What does the recently held Camp Pendleton Exercise (Iron Fist 2014), between the US and Japan, portend for the US’ role in the Asian security architecture?
Joint military exercises, particularly those involving combat simulations and live fire exercises are as much politico-strategic messages themselves as they are platforms to hone military talents. In the last week of January and through the most of February, the US and Japan conducted the Camp Pendleton Exercise off the California Coast. Significantly, this year’s exercise had renditions different from its erstwhile counterparts. The month-long exercise came right after escalated tensions between Beijing and Tokyo over the Senkaku/Diaoyu Islands. Japanese soldiers and the US Marines practiced how to invade and retake an island captured by an enemy – a clear indication to China.
Iron Fist 2014: Role Reversal
This edition of the exercise had a role reversal of sorts between the US and Japan. Throughout the exercise, the Japanese forces, in several senses, took charge and led from the front, carrying each task with a heightened sense of purpose. Unlike 2006 when Japan sent only 25 soldiers, the 2014 edition involved 250 Japan Ground Self-Defense Force personnel. Japan also appeared more prepared as it carried its own ammunition, vehicles and other military assets in this year’s exercise. The role of the US Marines, deliberately limited to support the Japanese soldiers in the exercise, sent a different message. Corroborating these observations, Lt. Col. John O’Neal, Commander, 15th Marine Expeditionary Unit, stated that this year, the Japanese team came with “a new sense of purpose.”
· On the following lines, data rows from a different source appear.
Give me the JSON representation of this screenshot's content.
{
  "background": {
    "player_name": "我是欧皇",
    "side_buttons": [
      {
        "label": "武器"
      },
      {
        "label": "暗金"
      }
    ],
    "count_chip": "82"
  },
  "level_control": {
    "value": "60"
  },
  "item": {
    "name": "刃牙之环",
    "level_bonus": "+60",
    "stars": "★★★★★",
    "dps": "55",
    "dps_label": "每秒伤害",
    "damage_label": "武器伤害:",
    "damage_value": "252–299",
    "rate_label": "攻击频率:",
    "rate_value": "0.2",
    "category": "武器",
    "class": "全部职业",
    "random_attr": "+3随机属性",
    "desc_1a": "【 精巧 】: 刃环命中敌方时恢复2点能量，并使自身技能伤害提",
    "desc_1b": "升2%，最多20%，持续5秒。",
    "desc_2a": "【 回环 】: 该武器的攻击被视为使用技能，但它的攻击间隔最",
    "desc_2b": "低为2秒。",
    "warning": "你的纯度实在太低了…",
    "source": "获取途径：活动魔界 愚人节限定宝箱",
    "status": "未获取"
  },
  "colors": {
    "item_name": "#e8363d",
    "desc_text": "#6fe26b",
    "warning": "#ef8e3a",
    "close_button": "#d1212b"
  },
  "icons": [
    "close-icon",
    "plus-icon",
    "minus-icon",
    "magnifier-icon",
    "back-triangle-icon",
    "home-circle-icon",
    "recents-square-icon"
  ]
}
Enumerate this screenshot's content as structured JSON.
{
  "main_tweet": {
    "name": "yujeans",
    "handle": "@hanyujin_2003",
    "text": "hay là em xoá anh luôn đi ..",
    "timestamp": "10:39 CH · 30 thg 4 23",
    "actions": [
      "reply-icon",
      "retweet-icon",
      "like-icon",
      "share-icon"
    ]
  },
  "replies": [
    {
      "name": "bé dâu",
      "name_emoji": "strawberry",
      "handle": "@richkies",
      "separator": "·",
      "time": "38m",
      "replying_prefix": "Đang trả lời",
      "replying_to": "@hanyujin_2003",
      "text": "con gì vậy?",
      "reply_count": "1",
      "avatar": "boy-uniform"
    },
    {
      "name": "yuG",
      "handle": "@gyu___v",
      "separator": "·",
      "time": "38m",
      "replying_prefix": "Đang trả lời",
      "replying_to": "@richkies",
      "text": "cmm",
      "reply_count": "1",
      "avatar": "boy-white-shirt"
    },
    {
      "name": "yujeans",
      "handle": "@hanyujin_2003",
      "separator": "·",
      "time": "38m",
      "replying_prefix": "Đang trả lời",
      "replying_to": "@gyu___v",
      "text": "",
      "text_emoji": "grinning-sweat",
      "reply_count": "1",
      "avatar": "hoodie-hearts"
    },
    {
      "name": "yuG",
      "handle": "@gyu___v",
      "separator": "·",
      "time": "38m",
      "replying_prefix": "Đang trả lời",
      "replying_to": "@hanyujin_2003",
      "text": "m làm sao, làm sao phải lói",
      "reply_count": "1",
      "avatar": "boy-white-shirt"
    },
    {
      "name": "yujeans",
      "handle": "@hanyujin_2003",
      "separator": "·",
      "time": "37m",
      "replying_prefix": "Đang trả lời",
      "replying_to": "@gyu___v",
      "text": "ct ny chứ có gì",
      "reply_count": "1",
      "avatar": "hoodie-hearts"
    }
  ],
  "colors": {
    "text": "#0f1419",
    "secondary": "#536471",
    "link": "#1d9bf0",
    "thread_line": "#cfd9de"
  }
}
The Exercise: A Signal?
The Iron Fist 2014 could be interpreted as a major US signaling to Japan that it is about time Tokyo assumes control of its security vis-à-vis Beijing. Probably for the first time in the history of this exercise, it seemed to have some agenda: that the US is keen on defining the extent to which it is ready to go for its allies in Asia. The Iron Fist 2014 could be a harbinger for a series of actions by the US in Asia that redefine the extent to which it will get involved in Asian security affairs, particularly those that concern China. The US’s involvement in a direct military showdown with China, for a third country, seems out of question for now, despite Obama’s contradictory promise to Japan during his latest visit.
US Push for an ‘Each to His Own’ Security Framework?
The 2014 Camp Pendleton military exercise can be seen as an explicit signal for an ‘each to his own’ security framework that the US is trying to push for in Asia. The US calculations posit a situation where it allows individual countries to take charge of their security situation while Washington remains on standby. The US’ hesitation to act following previous Chinese assertive moves, including the Scarborough Shoal dispute, the USS Cowpens incident, and Beijing’s declaration of the Air Defense Identification Zone, provides a better understanding of the retrofitting that is underway in the US’ Asia policy. With increasing Chinese assertiveness in the Asia-Pacific, it will suit US’ resources and strategy if it works with a concert of democracies in this part of the world and let individual countries strengthen their operational capabilities and readiness. Washington’s suggestion is that it will be less meddling in specific Asian countries’ dispute with Beijing but will continue to enhance their military competence vis-à-vis China.
To that end, the US security emphasis has rightly been on strengthening maritime capabilities of strategic countries in Asia. With Japan, the US cooperation is through the primary involvement of the Japan Maritime Self-Defense Force in various joint military exercises the two countries engage in. With Vietnam, one of the US’ primary aims is to strengthen the Vietnamese Coast Guards for which it pledged $18 million in 2013. The US-Philippines military relations too hinge on maritime cooperation through PHIBLEX & Balikatan exercises. With India, the US holds the Malabar Exercises every year.
Although the US has tried to eschew a direct military rhetoric and has pushed for a milder concept of “collective defense” vis-à-vis China, it is getting clearer that the US security thrust in Asia rests on exhorting individual countries to develop and bolster their own response capabilities and military readiness. An erstwhile militarily hands-on US has, over time, realised its incapacity and the futility of restructuring the Asian security order. The US, after a long time, seems to be handing over the security baton in East Asia to Japan. Japan, a security shadow of the US throughout the Cold War, has surprisingly leaped at the opportunity with significant changes in its defence and security outlook since end of 2013. Others like the Philippines and Vietnam will probably take some more time before they bandwagon on this security framework which appears decoupled from Washington’s direct interference.